*What the task asks:* The listing that follows is to be output in full and without change.

━━━ Entries provided

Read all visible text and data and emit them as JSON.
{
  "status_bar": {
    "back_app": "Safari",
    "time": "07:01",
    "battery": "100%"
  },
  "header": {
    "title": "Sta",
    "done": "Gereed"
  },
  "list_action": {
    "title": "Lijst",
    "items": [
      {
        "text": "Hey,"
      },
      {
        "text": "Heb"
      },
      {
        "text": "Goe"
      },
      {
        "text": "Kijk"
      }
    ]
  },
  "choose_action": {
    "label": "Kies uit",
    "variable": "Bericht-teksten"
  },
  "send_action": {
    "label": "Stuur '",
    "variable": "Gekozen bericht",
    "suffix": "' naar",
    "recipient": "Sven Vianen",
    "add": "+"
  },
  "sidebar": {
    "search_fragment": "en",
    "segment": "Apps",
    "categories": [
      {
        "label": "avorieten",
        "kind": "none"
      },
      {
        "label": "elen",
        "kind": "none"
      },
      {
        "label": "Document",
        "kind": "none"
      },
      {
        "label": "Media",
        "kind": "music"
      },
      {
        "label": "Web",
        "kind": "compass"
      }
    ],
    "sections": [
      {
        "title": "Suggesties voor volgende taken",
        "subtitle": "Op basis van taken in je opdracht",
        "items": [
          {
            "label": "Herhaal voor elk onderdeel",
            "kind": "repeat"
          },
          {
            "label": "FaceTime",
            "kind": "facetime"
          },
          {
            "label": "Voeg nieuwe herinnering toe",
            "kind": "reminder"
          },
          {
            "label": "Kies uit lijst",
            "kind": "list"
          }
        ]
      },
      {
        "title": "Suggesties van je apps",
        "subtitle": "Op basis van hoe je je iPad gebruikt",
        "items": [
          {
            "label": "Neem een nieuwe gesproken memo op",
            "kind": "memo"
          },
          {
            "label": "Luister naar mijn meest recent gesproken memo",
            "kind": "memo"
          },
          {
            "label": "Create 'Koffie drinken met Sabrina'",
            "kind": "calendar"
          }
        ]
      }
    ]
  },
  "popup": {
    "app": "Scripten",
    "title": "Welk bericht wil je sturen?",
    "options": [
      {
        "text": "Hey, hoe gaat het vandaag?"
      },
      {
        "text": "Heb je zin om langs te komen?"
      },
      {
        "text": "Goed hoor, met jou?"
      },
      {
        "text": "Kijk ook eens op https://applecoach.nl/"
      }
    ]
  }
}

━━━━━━

*Answer space:*
Read all visible text and data and emit them as JSON.
{
  "status_bar": {
    "back_app": "Safari",
    "time": "07:01",
    "battery": "100%"
  },
  "header": {
    "title": "Sta",
    "done": "Gereed"
  },
  "list_action": {
    "title": "Lijst",
    "items": [
      {
        "text": "Hey,"
      },
      {
        "text": "Heb"
      },
      {
        "text": "Goe"
      },
      {
        "text": "Kijk"
      }
    ]
  },
  "choose_action": {
    "label": "Kies uit",
    "variable": "Bericht-teksten"
  },
  "send_action": {
    "label": "Stuur '",
    "variable": "Gekozen bericht",
    "suffix": "' naar",
    "recipient": "Sven Vianen",
    "add": "+"
  },
  "sidebar": {
    "search_fragment": "en",
    "segment": "Apps",
    "categories": [
      {
        "label": "avorieten",
        "kind": "none"
      },
      {
        "label": "elen",
        "kind": "none"
      },
      {
        "label": "Document",
        "kind": "none"
      },
      {
        "label": "Media",
        "kind": "music"
      },
      {
        "label": "Web",
        "kind": "compass"
      }
    ],
    "sections": [
      {
        "title": "Suggesties voor volgende taken",
        "subtitle": "Op basis van taken in je opdracht",
        "items": [
          {
            "label": "Herhaal voor elk onderdeel",
            "kind": "repeat"
          },
          {
            "label": "FaceTime",
            "kind": "facetime"
          },
          {
            "label": "Voeg nieuwe herinnering toe",
            "kind": "reminder"
          },
          {
            "label": "Kies uit lijst",
            "kind": "list"
          }
        ]
      },
      {
        "title": "Suggesties van je apps",
        "subtitle": "Op basis van hoe je je iPad gebruikt",
        "items": [
          {
            "label": "Neem een nieuwe gesproken memo op",
            "kind": "memo"
          },
          {
            "label": "Luister naar mijn meest recent gesproken memo",
            "kind": "memo"
          },
          {
            "label": "Create 'Koffie drinken met Sabrina'",
            "kind": "calendar"
          }
        ]
      }
    ]
  },
  "popup": {
    "app": "Scripten",
    "title": "Welk bericht wil je sturen?",
    "options": [
      {
        "text": "Hey, hoe gaat het vandaag?"
      },
      {
        "text": "Heb je zin om langs te komen?"
      },
      {
        "text": "Goed hoor, met jou?"
      },
      {
        "text": "Kijk ook eens op https://applecoach.nl/"
      }
    ]
  }
}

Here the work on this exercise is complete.